A tiny computer called Edison opens doors to new categories of computing.
Announced at CES 2014 in Las Vegas, Intel has developed a tiny computer that’s the same size and form factor of an SD card. Edison, as the bite-sized PC is dubbed, houses Intel’s previously announced Quark processor. The unveiling made quite a bit of noise at the show, and the product itself seems poised to make waves in the burgeoning wearables industry, once it’s available this summer.
What’s special about Edison — in addition to its size — is the power it packs. As mentioned, it houses a dual-core Quark SOC, which was designed for ultra-small and power-sensitive devices. In addition, Edison runs Linux and comes with an array of connectivity and I/O capabilities, including built-in Wi-Fi and Bluetooth LE.
Brian Krzanich, Intel’s Chief Executive Officer, demonstrated Edison’s capabilities at CES using a Mimo onesie that utilized Intel’s technology to transmit data to, interestingly, a coffee mug. Presumably, in the real world, the onesie would notify parents of a baby waking up or any changes in body temperature.
With the demonstration, Krzanich and the Edison seemed to open doors to new innovations in the so-called Internet of Things edge devices.

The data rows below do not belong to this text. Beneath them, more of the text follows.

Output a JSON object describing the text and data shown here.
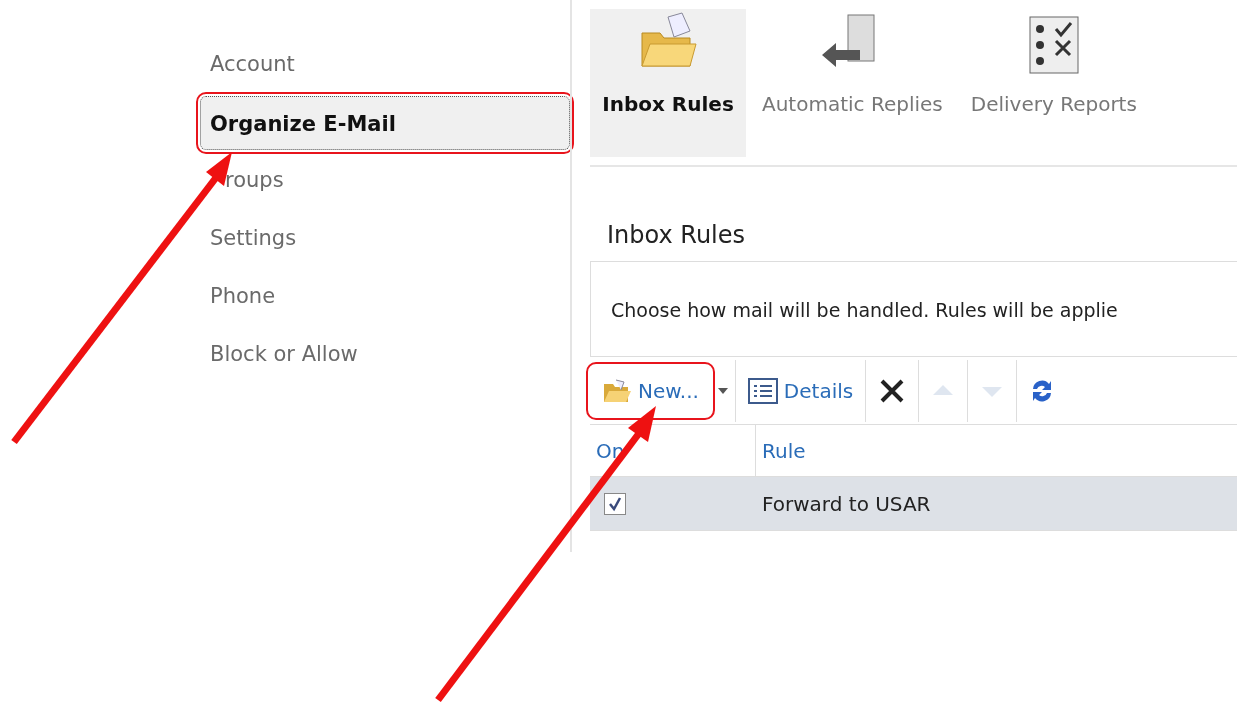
{
  "sidebar": {
    "items": [
      {
        "label": "Account",
        "selected": false,
        "highlighted": false
      },
      {
        "label": "Organize E-Mail",
        "selected": true,
        "highlighted": true
      },
      {
        "label": "roups",
        "selected": false,
        "highlighted": false
      },
      {
        "label": "Settings",
        "selected": false,
        "highlighted": false
      },
      {
        "label": "Phone",
        "selected": false,
        "highlighted": false
      },
      {
        "label": "Block or Allow",
        "selected": false,
        "highlighted": false
      }
    ]
  },
  "tabs": [
    {
      "kind": "rules",
      "label": "Inbox Rules",
      "selected": true
    },
    {
      "kind": "replies",
      "label": "Automatic Replies",
      "selected": false
    },
    {
      "kind": "reports",
      "label": "Delivery Reports",
      "selected": false
    }
  ],
  "section": {
    "title": "Inbox Rules",
    "description": "Choose how mail will be handled. Rules will be applie"
  },
  "toolbar": [
    {
      "kind": "new",
      "label": "New...",
      "disabled": false,
      "highlighted": true
    },
    {
      "kind": "dropdown",
      "disabled": false,
      "highlighted": false
    },
    {
      "kind": "details",
      "label": "Details",
      "disabled": false,
      "highlighted": false
    },
    {
      "kind": "delete",
      "disabled": false,
      "highlighted": false
    },
    {
      "kind": "up",
      "disabled": true,
      "highlighted": false
    },
    {
      "kind": "down",
      "disabled": true,
      "highlighted": false
    },
    {
      "kind": "refresh",
      "disabled": false,
      "highlighted": false
    }
  ],
  "table": {
    "columns": [
      "On",
      "Rule"
    ],
    "rows": [
      {
        "checked": true,
        "rule": "Forward to USAR",
        "selected": true
      }
    ]
  }
}
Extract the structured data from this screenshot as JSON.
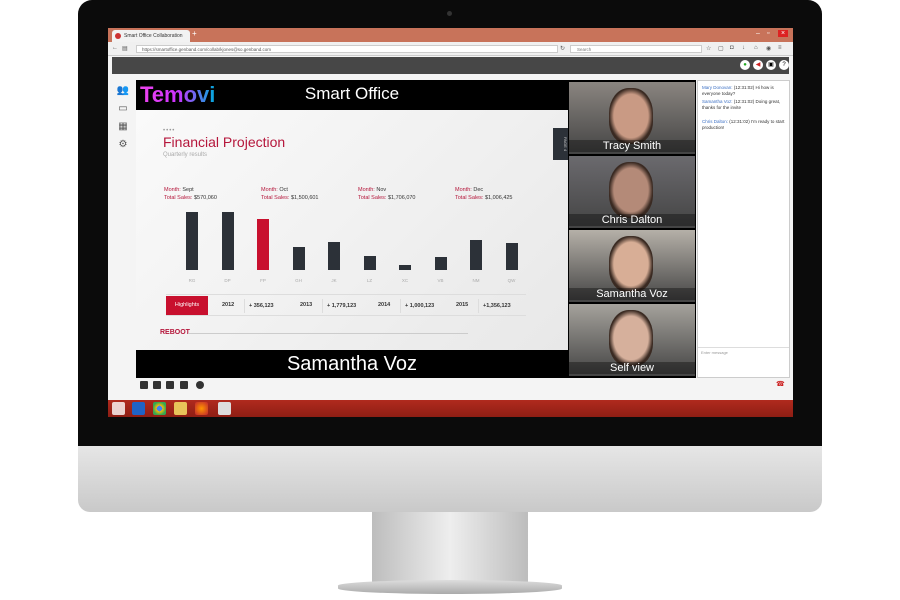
{
  "browser": {
    "tab_title": "Smart Office Collaboration",
    "url": "https://smartoffice.genband.com/collab/kjones@so.genband.com",
    "search_placeholder": "Search"
  },
  "presentation": {
    "logo": "Temovi",
    "title": "Smart Office",
    "presenter": "Samantha Voz",
    "page_tab": "PAGE 4"
  },
  "slide": {
    "dots": "••••",
    "title": "Financial Projection",
    "subtitle": "Quarterly results",
    "months": [
      {
        "month_label": "Month:",
        "month": "Sept",
        "sales_label": "Total Sales:",
        "sales": "$570,060"
      },
      {
        "month_label": "Month:",
        "month": "Oct",
        "sales_label": "Total Sales:",
        "sales": "$1,500,601"
      },
      {
        "month_label": "Month:",
        "month": "Nov",
        "sales_label": "Total Sales:",
        "sales": "$1,706,070"
      },
      {
        "month_label": "Month:",
        "month": "Dec",
        "sales_label": "Total Sales:",
        "sales": "$1,006,425"
      }
    ],
    "highlights_label": "Highlights",
    "highlights": [
      {
        "year": "2012",
        "value": "+ 356,123"
      },
      {
        "year": "2013",
        "value": "+ 1,779,123"
      },
      {
        "year": "2014",
        "value": "+ 1,000,123"
      },
      {
        "year": "2015",
        "value": "+1,356,123"
      }
    ],
    "brand": "REBOOT"
  },
  "chart_data": {
    "type": "bar",
    "categories": [
      "RG",
      "DP",
      "FP",
      "GH",
      "JK",
      "LZ",
      "XC",
      "VB",
      "NM",
      "QW"
    ],
    "values": [
      100,
      100,
      88,
      39,
      49,
      25,
      8,
      22,
      51,
      47
    ],
    "highlighted": "FP",
    "colors": {
      "bar": "#2c3138",
      "highlight": "#c8102e"
    }
  },
  "videos": [
    {
      "name": "Tracy Smith"
    },
    {
      "name": "Chris Dalton"
    },
    {
      "name": "Samantha Voz"
    },
    {
      "name": "Self view"
    }
  ],
  "chat": {
    "messages": [
      {
        "sender": "Mary Donovan:",
        "text": "(12:31:02) Hi how is everyone today?"
      },
      {
        "sender": "Samantha Voz:",
        "text": "(12:31:02) Doing great, thanks for the invite"
      },
      {
        "sender": "Chris Dalton:",
        "text": "(12:31:02) I'm ready to start production!"
      }
    ],
    "input_placeholder": "Enter message"
  }
}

To no one’s surprise, wearables have been a hot topic thus far at this year’s Consumer Electronics Show. Items from bracelets to headphones to glasses have been showing up, outfitted with sensors and processors, and all of them together indicate an industry that’s ripe for growth. With Edison, the possibilities for innovation in wearables seem even greater, as makers now have a power-packed computer that they can attach to pretty much anything.